Chianti Classico

My younger son once remarked “Dad, why is it that we always have to include a vineyard on our summer holidays?”.  To which the obvious answer is why wouldn’t you, especially when the setting is the glorious landscaped hills of Tuscany, half-way between Florence and Sienna.  This is the heart of Chianti Classico country which was the location of our late summer break in September 2022.

Even more pertinent and as a change from visiting a single vineyard, our trip ‘coincided’ with the annual Panzano Wine Festival, where 23 local Chianti producers gathered together to showcase their wares. Interesting that producers so close to each other geographically choose different blends of grapes to curate their Chiantis – some with 100% Sangiovese, others who blend in up to 20% of other varieties such as Cabernet Franc, Cabernet Sauvignon, Canaiolo and Merlot. Over the two days I managed to visit each stand and sample over 40 wines! These savoury food-friendly wines are definitely worth seeking out. Here are my key highlights:

Entry level: Chianti Classico Annata (recent vintage, released soon after harvest)

  • The 2018 100% Sangiovese from L’Orcio a Ca di Pesa showed lovely use of oak, as did the 2019 from Vignole, with added benefit from the 10% Merlot matured in French barriques;
  • 2019 100% Sangiovese from both Il Molino Di Grace and Basilica Cafaggio were seductively aromatic, lively and ripe on the palate and very moorish!
  • 2020 from Casaloste with 10% Merlot and 5% Caniaolo I found just as enticing but with a more chewy, tannic structure;
  • But for a true oaky, smoky and savoury example the 2020 wines from Monte Bernardi really stood out.

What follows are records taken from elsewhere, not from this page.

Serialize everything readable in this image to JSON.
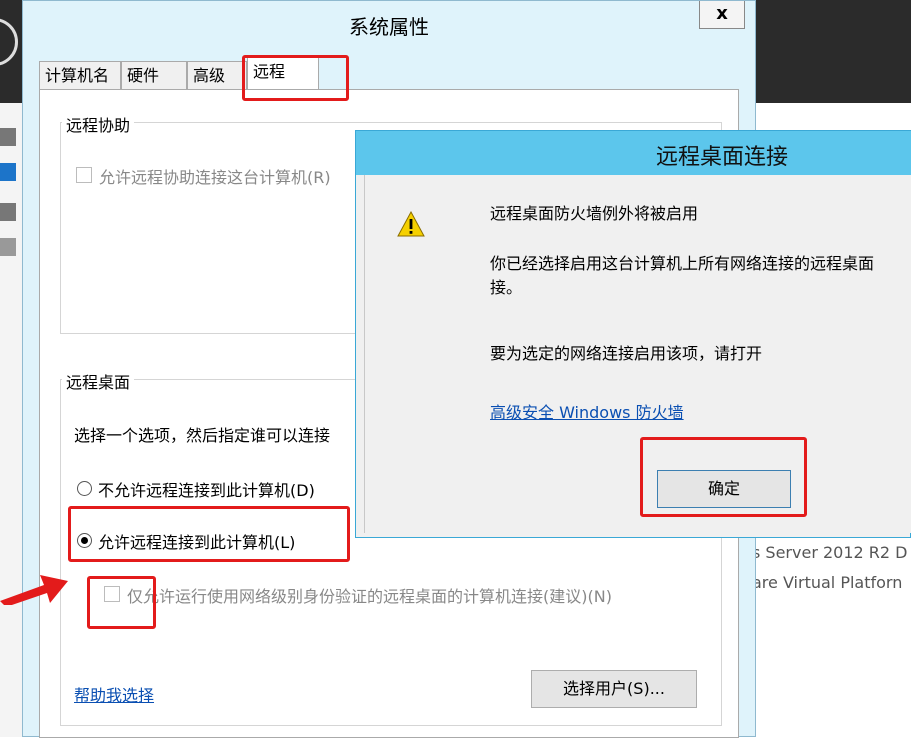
{
  "background": {
    "right_text_lines": [
      "s Server 2012 R2 D",
      "are Virtual Platforn"
    ]
  },
  "sys_dialog": {
    "title": "系统属性",
    "close_label": "x",
    "tabs": [
      {
        "label": "计算机名"
      },
      {
        "label": "硬件"
      },
      {
        "label": "高级"
      },
      {
        "label": "远程"
      }
    ],
    "remote_assistance": {
      "group_title": "远程协助",
      "allow_checkbox_label": "允许远程协助连接这台计算机(R)"
    },
    "remote_desktop": {
      "group_title": "远程桌面",
      "instruction": "选择一个选项，然后指定谁可以连接",
      "option_deny": "不允许远程连接到此计算机(D)",
      "option_allow": "允许远程连接到此计算机(L)",
      "nla_checkbox_label": "仅允许运行使用网络级别身份验证的远程桌面的计算机连接(建议)(N)",
      "help_link": "帮助我选择",
      "select_users_button": "选择用户(S)..."
    }
  },
  "rdp_dialog": {
    "title": "远程桌面连接",
    "heading": "远程桌面防火墙例外将被启用",
    "message_line1": "你已经选择启用这台计算机上所有网络连接的远程桌面",
    "message_line2": "接。",
    "instruction": "要为选定的网络连接启用该项，请打开",
    "firewall_link": "高级安全 Windows 防火墙",
    "ok_button": "确定"
  },
  "colors": {
    "highlight_red": "#e31b1b",
    "popup_title_blue": "#5cc6ec",
    "link_blue": "#0a4fb2"
  }
}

Mid level: Chianti Classico Reserva (aged for at least 2 years before release)

  • The 2017 from Le Fonti presented a fresh, lighter style, benefitting from 10% Merlot addition.
  • The 2017 from Panzanello was slightly richer, this time integrating 10% Cabernets very well.
  • 2018 from Cennatoio with 5% Cabernet Sauvignon was absolutely stunning with extra mint on the nose and a dark, silky, rich mouth-feel.
  • 2019 from Rignana had life, length and a distinctly dried herb component that may be due to the 15% Cabernet Franc in the blend.

Top level – Chianti Classico Gran Selezione (single vineyard and 30 months minimum ageing)

  • Top wines on display at the festival were a beautifully integrated and powerful 2015 example from Il Palagio di Panzano and the 2016 from Vignole, both with noticeable yet supple tannins and depth of flavour that stood up well to the 15% alcohol level.

So, these savoury food-friendly wines are definitely worth seeking out. Expect to pay up to £20 retail in the UK for the Annatas, £25 to £30 for the Reservas and upwards of £40 for a Gran Selezione.  Of the above, suggests that Casaloste, Il Molino Doi Grace and Monte Bernardi are available in the UK – with Monte Bernardi available locally at the exceedingly customer-friendly independent wine shop in Norbiton, Wined Up Here. Maybe I’ll see you there!